Top of PROVIDED RECORDS
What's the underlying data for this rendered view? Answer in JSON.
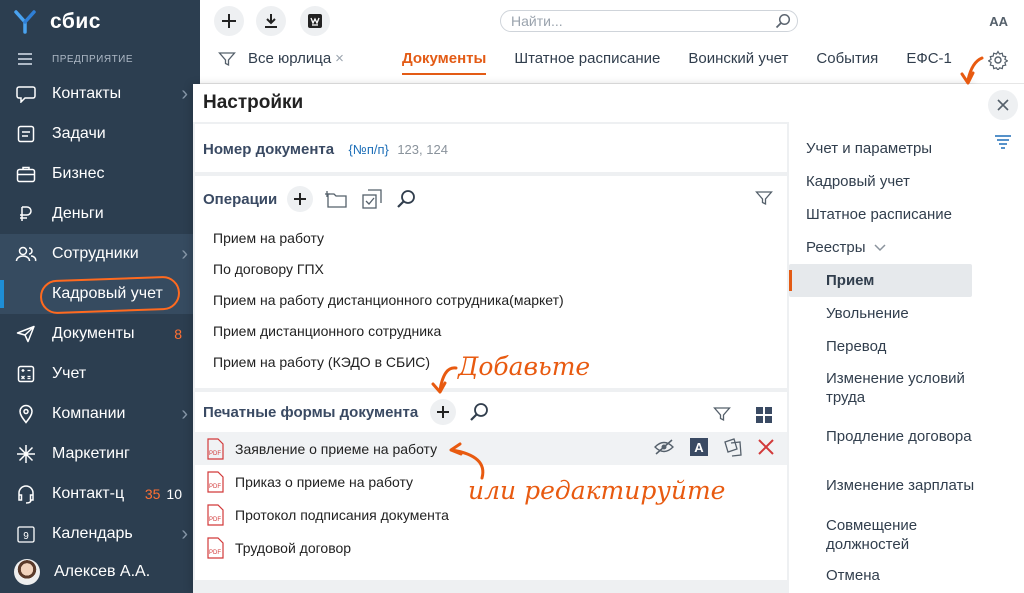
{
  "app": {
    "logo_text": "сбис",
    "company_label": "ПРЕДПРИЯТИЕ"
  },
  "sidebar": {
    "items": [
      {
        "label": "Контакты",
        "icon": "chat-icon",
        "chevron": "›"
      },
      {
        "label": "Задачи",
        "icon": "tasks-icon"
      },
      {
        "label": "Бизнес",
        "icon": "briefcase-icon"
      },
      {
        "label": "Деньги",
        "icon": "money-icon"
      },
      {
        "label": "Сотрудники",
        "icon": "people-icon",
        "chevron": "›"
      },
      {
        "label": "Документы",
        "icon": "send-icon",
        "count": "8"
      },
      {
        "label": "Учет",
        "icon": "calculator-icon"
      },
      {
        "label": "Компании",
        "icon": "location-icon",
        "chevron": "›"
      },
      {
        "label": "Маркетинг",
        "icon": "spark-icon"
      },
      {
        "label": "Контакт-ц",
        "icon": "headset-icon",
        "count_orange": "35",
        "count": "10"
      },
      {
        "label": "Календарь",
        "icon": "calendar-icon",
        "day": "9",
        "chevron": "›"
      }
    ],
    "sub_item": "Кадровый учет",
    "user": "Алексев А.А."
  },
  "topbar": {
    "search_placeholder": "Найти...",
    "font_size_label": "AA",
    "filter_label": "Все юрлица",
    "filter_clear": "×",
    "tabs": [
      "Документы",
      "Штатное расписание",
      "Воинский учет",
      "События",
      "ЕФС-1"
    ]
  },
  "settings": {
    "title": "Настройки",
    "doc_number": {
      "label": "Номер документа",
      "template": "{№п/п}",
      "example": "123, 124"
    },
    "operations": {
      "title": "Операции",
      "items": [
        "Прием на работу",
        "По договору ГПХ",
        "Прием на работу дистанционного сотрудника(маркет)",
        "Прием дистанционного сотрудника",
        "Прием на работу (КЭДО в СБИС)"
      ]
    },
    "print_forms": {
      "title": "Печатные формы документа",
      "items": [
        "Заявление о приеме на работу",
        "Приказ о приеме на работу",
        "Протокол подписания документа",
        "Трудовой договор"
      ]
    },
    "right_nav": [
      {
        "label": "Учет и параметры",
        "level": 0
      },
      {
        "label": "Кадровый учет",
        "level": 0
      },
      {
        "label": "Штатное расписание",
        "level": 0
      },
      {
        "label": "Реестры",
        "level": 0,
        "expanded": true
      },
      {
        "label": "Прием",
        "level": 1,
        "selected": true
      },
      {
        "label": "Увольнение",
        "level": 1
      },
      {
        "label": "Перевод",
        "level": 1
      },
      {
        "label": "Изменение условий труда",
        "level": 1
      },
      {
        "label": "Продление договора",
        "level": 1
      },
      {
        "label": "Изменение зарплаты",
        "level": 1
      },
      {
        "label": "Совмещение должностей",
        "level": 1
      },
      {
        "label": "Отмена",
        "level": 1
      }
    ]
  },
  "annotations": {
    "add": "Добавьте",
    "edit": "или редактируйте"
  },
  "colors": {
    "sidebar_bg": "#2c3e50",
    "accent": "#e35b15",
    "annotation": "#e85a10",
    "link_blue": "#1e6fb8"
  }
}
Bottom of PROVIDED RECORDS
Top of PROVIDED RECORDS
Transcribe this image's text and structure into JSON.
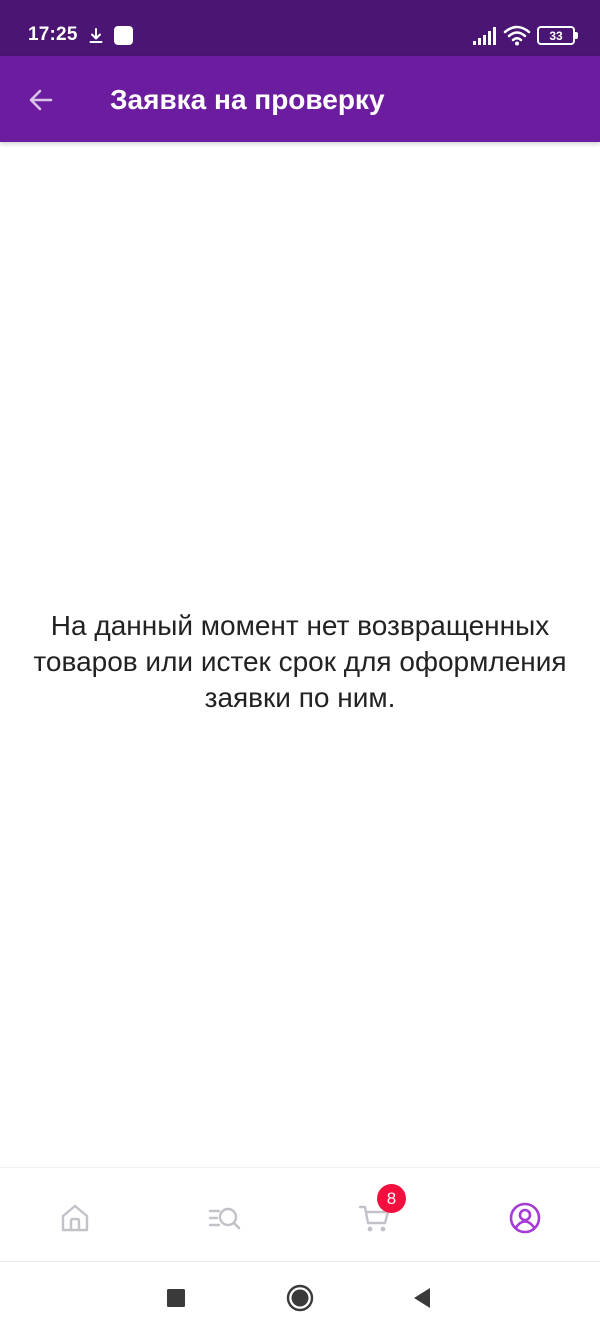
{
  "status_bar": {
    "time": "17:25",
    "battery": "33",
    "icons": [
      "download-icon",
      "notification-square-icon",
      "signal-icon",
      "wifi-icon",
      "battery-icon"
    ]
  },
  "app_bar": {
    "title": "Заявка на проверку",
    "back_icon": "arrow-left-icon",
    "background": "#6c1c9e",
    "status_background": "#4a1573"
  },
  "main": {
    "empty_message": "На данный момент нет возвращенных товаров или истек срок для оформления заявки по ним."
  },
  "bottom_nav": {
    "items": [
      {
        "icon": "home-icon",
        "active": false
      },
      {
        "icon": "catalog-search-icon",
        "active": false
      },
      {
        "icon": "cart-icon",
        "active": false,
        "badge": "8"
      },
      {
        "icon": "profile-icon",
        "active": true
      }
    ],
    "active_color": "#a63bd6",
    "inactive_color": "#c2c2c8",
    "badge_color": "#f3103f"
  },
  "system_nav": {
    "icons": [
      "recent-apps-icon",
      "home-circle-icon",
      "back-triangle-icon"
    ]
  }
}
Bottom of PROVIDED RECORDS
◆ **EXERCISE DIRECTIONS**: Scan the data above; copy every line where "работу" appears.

◆ **TASK OUTPUT**:
        "Прием на работу",
        "Прием на работу дистанционного сотрудника(маркет)",
        "Прием на работу (КЭДО в СБИС)"
        "Заявление о приеме на работу",
        "Приказ о приеме на работу",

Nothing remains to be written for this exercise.